EXERCISE OBJECTIVE:
Among the entries, which lines carry the string "title"? Copy each of them.

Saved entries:

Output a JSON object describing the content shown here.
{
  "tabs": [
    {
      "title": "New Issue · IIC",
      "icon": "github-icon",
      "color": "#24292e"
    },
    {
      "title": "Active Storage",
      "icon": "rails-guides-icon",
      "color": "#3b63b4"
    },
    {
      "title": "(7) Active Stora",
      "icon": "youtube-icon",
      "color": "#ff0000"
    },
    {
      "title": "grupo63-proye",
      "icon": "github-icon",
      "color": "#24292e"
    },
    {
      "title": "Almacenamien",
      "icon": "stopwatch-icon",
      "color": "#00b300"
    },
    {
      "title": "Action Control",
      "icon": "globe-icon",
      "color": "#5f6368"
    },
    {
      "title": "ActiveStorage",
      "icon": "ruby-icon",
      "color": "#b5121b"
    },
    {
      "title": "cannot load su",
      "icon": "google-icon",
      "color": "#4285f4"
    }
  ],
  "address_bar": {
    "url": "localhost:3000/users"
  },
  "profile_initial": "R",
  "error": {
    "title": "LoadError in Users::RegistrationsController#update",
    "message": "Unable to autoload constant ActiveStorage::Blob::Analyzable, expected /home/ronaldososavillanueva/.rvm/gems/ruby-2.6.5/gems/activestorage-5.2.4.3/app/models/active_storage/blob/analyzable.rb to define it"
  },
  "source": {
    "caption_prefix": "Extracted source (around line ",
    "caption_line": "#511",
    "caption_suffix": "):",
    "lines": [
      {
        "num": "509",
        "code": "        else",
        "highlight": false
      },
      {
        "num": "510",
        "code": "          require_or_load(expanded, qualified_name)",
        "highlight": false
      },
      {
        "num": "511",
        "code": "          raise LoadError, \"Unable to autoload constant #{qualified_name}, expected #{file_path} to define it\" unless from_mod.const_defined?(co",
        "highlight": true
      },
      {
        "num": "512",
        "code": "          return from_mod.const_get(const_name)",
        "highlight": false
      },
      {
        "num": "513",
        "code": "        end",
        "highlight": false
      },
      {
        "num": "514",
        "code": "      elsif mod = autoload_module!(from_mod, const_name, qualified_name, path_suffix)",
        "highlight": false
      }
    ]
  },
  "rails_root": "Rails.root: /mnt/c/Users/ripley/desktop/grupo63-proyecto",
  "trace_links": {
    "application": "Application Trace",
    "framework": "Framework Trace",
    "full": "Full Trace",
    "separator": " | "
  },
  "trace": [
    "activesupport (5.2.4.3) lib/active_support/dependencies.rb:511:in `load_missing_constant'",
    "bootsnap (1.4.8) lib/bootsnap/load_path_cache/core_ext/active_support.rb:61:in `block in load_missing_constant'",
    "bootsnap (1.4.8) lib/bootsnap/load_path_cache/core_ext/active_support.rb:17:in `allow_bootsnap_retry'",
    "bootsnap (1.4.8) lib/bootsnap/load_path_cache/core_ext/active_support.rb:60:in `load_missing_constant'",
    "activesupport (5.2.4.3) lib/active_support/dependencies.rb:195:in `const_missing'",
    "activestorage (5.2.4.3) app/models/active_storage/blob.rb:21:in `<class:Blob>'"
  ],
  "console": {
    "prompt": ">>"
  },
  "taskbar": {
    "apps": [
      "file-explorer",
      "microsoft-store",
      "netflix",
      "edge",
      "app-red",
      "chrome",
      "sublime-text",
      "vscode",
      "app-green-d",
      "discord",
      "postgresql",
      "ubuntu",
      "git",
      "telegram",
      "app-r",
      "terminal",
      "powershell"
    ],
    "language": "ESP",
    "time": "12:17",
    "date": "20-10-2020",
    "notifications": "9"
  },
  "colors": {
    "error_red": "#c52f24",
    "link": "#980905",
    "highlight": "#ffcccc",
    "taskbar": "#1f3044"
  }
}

TASK OUTPUT:
      "title": "New Issue · IIC",
      "title": "Active Storage",
      "title": "(7) Active Stora",
      "title": "grupo63-proye",
      "title": "Almacenamien",
      "title": "Action Control",
      "title": "ActiveStorage",
      "title": "cannot load su",
    "title": "LoadError in Users::RegistrationsController#update",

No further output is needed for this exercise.